The flooding of the rivers Danube and Elbe caused: dozens of deaths; damaged bridges, streets, dams, railway lines and houses; outages of electrical power, drinking water supply, fixed and mobile telecommunication, water level gauges and purification plants; and crop shortfall. The analysis of the events and emergency response actions exposed flaws in preparedness and the understanding of emergency responders of the need to protect critical infrastructure. For instance, water level gauges failed, flood models for extreme amounts of water were flawed, emergency call numbers became unreachable and first responders could not communicate. As a consequence, protection and evacuation measures could not be planned properly, and the recovery and restoration process took long. The project "Critical Infrastructure Preparedness and Resiliance Research Network" develops a decision support system (DSS). Within this decision support critical infrastructure simulators are linked with simulators of external threats for critical infrastructure. Analysis tools supply real-time or near real-time data for consequence analysis for different courses of action. This provides the Emergency Manager with a comprehensive assessment of the behaviour of critical infrastructure under severe perturbations (produced by the loss of one or more elements in one or more Infrastructures). In the study area at the Rhine in the Dutch-German border area different dike rings with different safety levels are present. In case of high water, emergency managers have different options to manage the flood, for instance one dik ring can be flooded to prevent dike breaks further downstream.
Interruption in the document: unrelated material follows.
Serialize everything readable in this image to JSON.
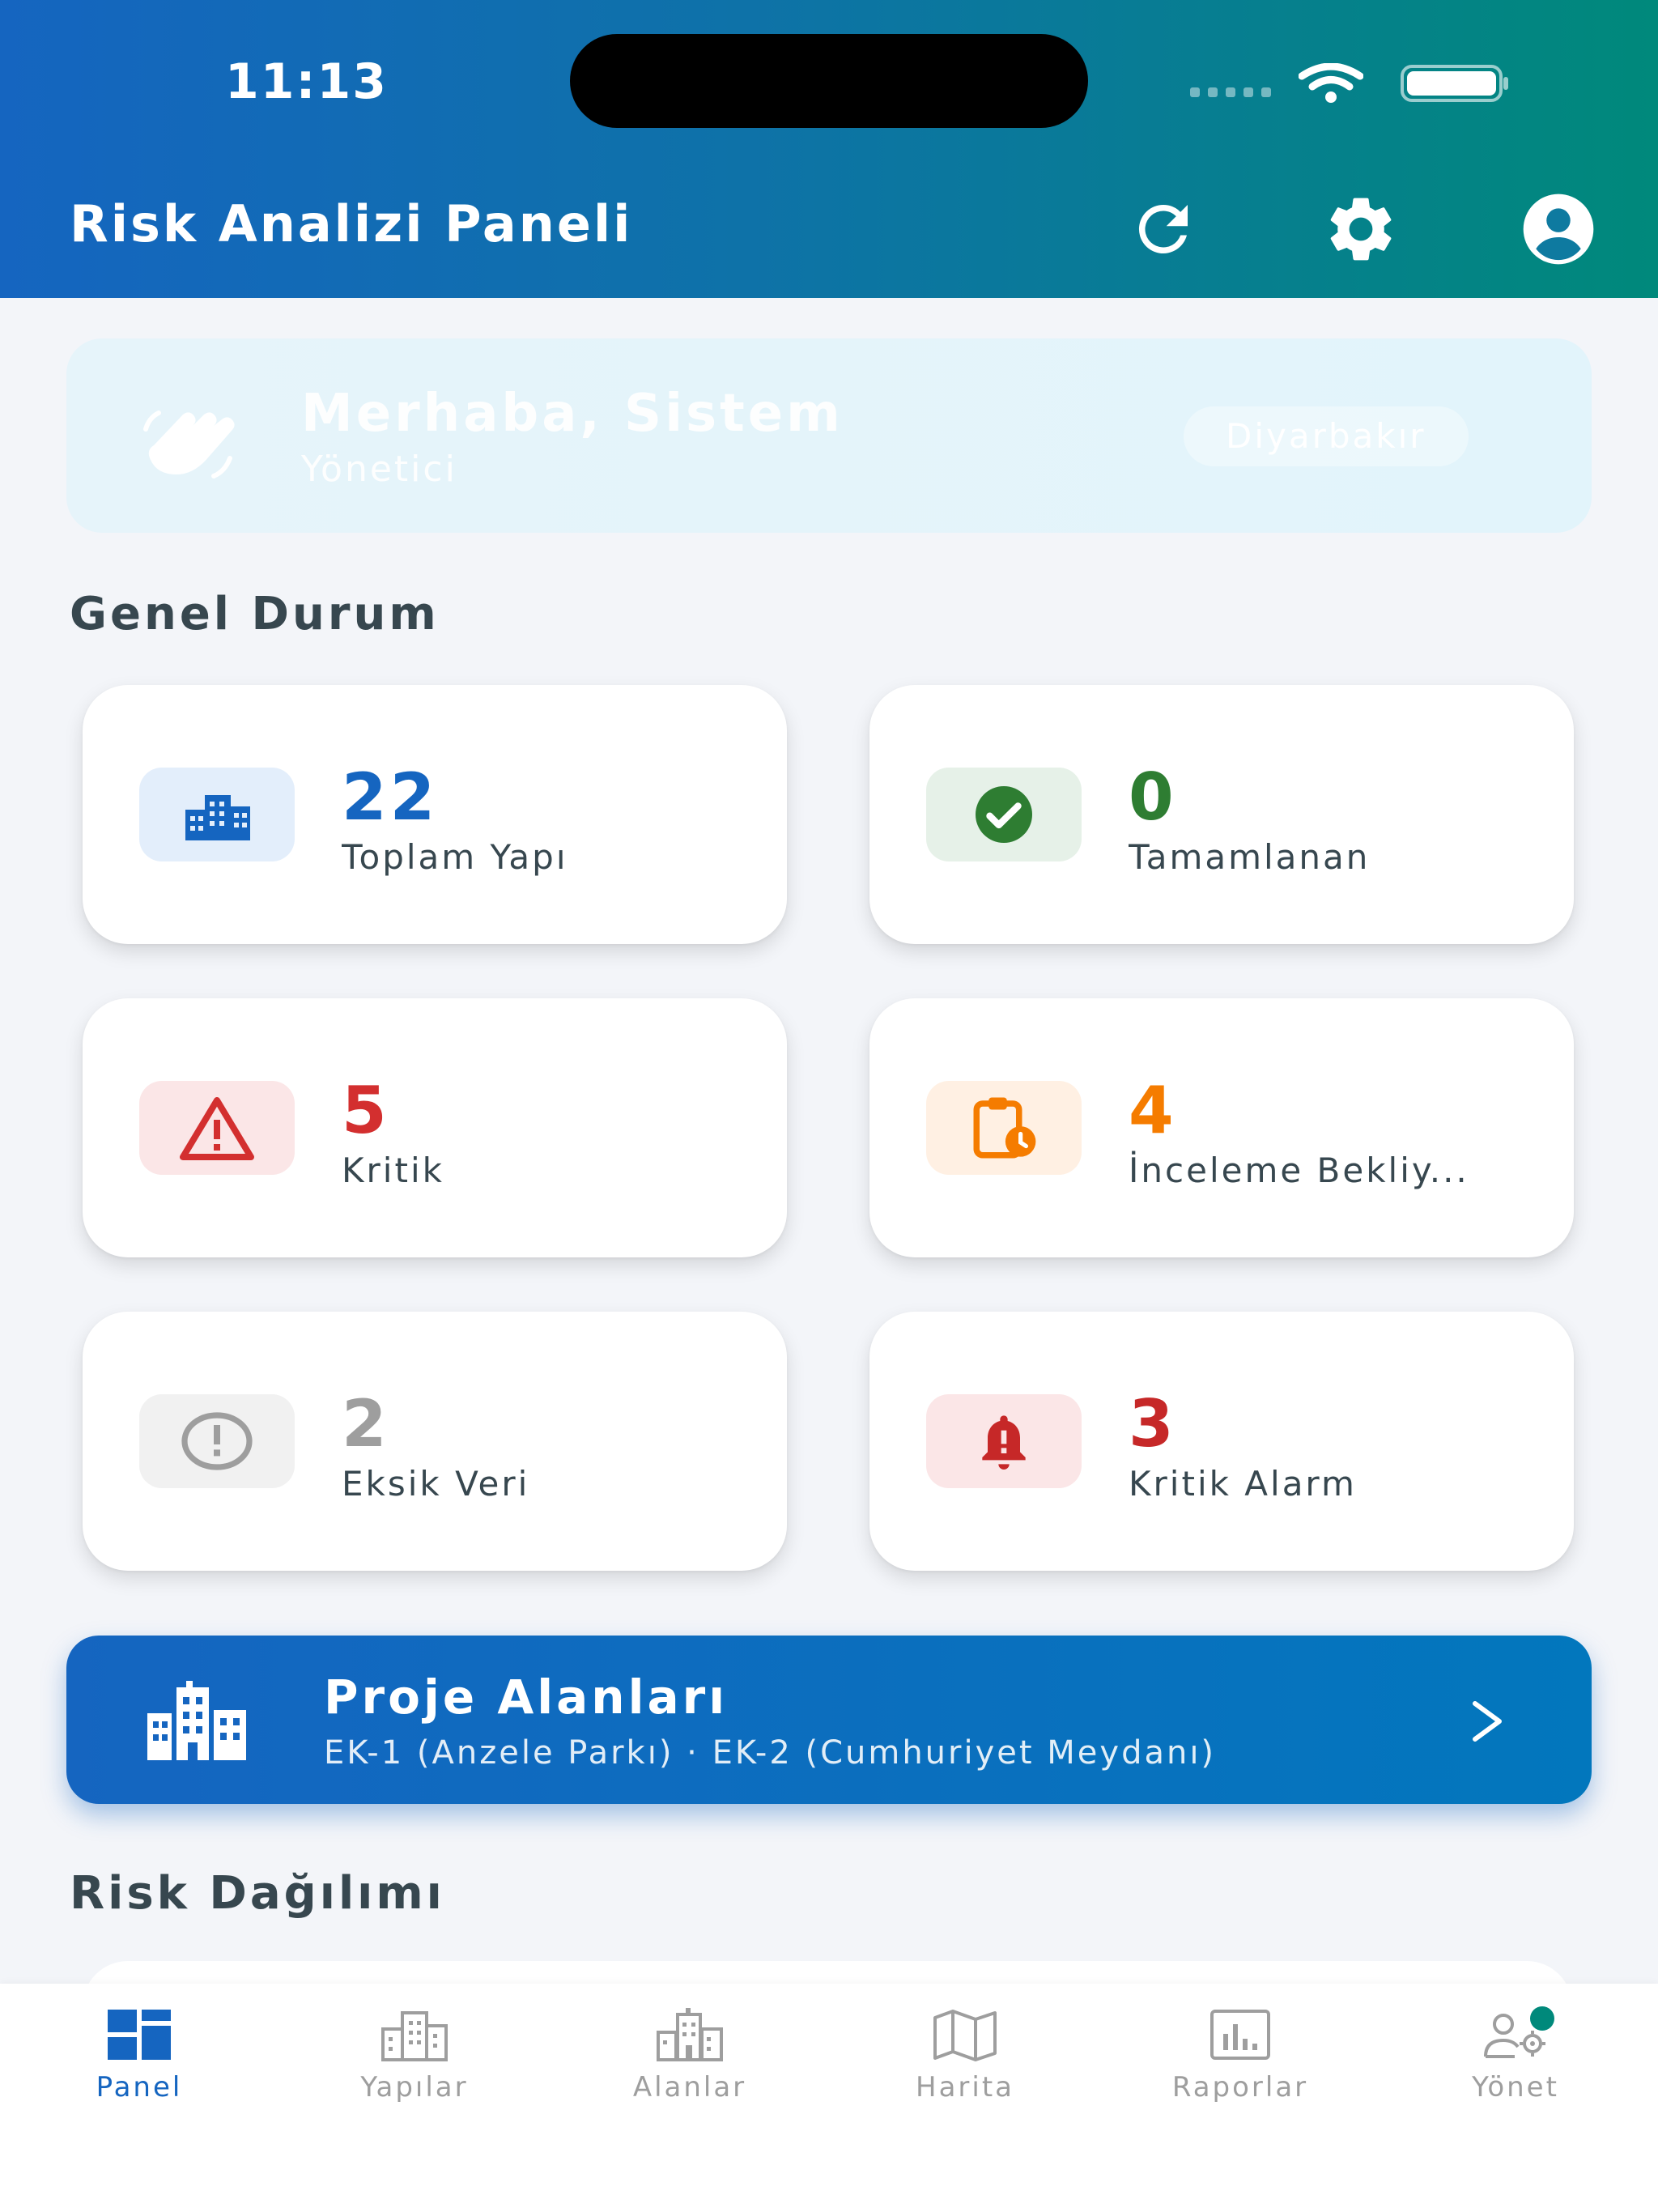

We show cascading effects of different flooding scenarios on power grids, telecommunications and drinking water infrastructure, logistics and transport.
Burzel, Andreas; Hounjet, Micheline; Becker, Bernhard P.J.; Di Pietro, Antonio; Pollino, Maurizio; Rosato, Vittorio; and Tofani, Alberto, "Towards A Decision Support System For Consequence Analysis Of Flooding On Critical Infrastructure" (2014). CUNY Academic Works.